A federal prosecutor who held a key role in the case against President Donald Trump’s former personal attorney worked Monday to restore calm to the Manhattan prosecutor’s office, following the abrupt ouster of her predecessor.
Audrey Strauss, the newly appointed acting U.S. attorney, sent an email to the staff Saturday night within hours of the announcement by U.S. Attorney Geoffrey S. Berman that he would leave his position and would be replaced by her.
The 72-year-old Strauss, a Democrat, will be only the second woman to lead one of the nation’s most premiere districts, home to famous mob trials, terrorism cases and now, probes involving the president’s allies. Her allies say she is a thoughtful, careful lawyer with decades of experience both as a prosecutor and defense attorney.
The extraordinary departure of Berman, a Trump donor who won over critics with his investigations, started with Attorney General William Barr’s abrupt announcement Friday that Berman was stepping down as U.S. attorney after 2-1/2 years on the job. A defiant Berman announced he was staying in the post he’d been appointed to by judges, but then eventually said he’d leave, noting his confidence in Strauss.
Several individuals who read Strauss’ email to staff said it was encouraging and reassuring and reflected her measured personality, insisting the work by prosecutors would remain free from outside influence.
The office’s storied independence has stretched to the White House and the lawn outside it, where conversations at a congressional picnic touched off an insider trading prosecution of former Rep. Chris Collins, the first member of Congress to endorse Trump.

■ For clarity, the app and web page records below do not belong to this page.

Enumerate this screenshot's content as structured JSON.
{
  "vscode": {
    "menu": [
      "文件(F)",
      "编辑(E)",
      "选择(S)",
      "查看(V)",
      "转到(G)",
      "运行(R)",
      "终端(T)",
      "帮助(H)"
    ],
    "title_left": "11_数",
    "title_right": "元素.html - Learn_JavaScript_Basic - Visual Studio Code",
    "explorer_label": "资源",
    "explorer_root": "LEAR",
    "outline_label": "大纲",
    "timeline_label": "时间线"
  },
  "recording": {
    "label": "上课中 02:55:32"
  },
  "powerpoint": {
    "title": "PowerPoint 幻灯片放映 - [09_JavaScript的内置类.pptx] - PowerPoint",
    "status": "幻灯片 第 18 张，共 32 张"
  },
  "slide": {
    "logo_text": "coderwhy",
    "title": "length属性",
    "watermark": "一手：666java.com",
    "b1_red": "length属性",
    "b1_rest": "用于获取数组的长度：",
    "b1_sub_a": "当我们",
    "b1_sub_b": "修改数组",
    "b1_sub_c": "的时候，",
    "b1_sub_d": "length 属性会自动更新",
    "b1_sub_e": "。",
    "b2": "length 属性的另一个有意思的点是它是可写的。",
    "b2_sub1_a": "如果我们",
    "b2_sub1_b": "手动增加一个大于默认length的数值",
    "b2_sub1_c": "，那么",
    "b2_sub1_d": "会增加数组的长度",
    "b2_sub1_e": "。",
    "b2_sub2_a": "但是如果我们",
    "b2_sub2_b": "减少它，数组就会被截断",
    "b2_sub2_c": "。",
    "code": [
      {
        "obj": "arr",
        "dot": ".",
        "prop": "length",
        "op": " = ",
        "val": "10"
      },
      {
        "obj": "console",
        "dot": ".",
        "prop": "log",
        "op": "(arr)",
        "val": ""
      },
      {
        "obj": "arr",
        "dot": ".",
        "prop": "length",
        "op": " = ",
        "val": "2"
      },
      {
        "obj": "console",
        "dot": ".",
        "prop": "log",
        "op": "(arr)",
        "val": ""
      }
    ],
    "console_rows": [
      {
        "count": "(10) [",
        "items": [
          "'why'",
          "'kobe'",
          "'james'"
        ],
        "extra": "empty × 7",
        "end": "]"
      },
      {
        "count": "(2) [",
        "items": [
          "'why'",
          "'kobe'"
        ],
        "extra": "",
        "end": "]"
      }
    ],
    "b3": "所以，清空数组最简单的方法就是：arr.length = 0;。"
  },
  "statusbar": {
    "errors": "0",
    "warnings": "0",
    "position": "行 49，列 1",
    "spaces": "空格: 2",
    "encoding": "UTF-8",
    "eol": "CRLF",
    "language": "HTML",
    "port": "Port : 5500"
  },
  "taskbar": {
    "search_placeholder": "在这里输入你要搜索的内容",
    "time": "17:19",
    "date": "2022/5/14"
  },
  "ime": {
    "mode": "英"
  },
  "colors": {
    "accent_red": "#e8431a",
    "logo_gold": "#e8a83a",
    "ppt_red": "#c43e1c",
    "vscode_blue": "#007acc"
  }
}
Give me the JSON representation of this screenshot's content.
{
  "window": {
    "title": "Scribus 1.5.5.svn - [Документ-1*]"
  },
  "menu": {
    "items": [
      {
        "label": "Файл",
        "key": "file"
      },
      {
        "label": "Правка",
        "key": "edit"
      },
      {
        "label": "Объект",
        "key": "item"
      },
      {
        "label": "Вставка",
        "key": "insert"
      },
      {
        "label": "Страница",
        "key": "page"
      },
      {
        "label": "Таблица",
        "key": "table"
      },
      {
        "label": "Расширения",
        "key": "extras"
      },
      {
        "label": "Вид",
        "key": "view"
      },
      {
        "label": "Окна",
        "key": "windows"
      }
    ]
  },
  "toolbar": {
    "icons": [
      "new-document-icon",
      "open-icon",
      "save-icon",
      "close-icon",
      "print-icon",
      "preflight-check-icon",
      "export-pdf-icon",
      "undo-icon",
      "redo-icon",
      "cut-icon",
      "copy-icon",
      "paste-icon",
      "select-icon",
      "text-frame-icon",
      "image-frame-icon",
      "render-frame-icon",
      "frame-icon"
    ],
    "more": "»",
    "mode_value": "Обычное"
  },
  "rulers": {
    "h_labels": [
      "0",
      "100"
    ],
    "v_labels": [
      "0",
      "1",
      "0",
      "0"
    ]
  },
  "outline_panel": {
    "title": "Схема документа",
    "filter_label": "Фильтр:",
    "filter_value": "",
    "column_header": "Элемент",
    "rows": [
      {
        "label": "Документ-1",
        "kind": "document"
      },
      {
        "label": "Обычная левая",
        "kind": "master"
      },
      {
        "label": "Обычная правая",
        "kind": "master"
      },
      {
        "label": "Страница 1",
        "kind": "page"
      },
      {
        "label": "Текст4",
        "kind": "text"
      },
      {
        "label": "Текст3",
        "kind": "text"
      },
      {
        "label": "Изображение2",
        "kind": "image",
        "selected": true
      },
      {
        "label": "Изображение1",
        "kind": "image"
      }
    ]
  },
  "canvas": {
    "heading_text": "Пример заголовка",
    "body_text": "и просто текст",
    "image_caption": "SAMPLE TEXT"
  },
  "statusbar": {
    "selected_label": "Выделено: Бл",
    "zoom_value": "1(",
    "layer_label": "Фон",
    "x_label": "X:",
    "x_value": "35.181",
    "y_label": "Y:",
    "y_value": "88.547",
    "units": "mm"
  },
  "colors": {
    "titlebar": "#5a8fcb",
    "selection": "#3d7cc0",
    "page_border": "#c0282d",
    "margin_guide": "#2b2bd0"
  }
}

Strauss helped lead the charge against Trump’s former lawyer, Michael Cohen, showing that prosecutors believed the president encouraged the campaign finance fraud that resulted in payouts to silence two women about alleged affairs with Trump before he was president. Cohen eventually pleaded guilty.
The latest probe to touch nerves in Washington resulted in the arrest of two associates of Rudolph Giuliani and an investigation of the former New York City mayor and his dealings on Trump’s behalf in Ukraine.
Trump has signaled plans to nominate the chairman of the Securities and Exchange Commission to the job, and Barr had announced another lawyer would take over in the interim, rankling Berman. In announcing he’d step down late Saturday, Berman noted he was influenced by Barr’s later decision to “respect the normal operation of law” and let Strauss take over instead.
He then paid tribute to Strauss, whom he installed as his senior counsel from February 2018 to March 2019 and then as deputy U.S. attorney, the second highest position in the office.
Berman and Strauss have known each other for decades, having worked together in the late 1980s on the independent counsel’s probe of the Iran-contra scandal.
“I could leave the District in no better hands than Audrey’s. She is the smartest, most principled, and effective lawyer with whom I have ever had the privilege of working,” Berman wrote.
Strauss is well regarded in legal circles for decades of work as a prosecutor and defense attorney. The Columbia Law School graduate spent about seven years in the prosecutor’s office in the mid-1970s and early 1980s, where she met Jed S. Rakoff, now a judge in Manhattan federal court.
“In the now more than 45 years I have known Audrey, she has never once shaded the truth, made a hasty decision, or deviated from the facts,” Rakoff said Monday. “I don’t think this is because of any particular influence or pressure or handicap she has had to overcome. It lies very deep in her character and always has.”
The only woman to lead the Manhattan prosecutor’s office before her was Mary Jo White, who was U.S. attorney from early 1993 until 2002. White said Strauss will be “a very strong leader” in part because she is highly respected within and outside the office.
Former Manhattan federal prosecutor Danya Perry said Strauss “is viewed as a trailblazer and a pioneer.”
She said Strauss joined the office when women were rarely hired. When Perry arrived in 2002, about a third of the newly hired prosecutors were women.
It speaks volumes that Berman agreed to step down in part after receiving assurances that Strauss would take over in the interim, said Bruce Green, a former federal prosecutor who directs the Louis Stein Center for Law and Ethics at the Fordham University School of Law.
“Everyone has known her for decades and she has a proven track record,” Green said. “While this was a black eye for the attorney general, it’s really a victory for the prosecutorial independence of the Southern District of New York.”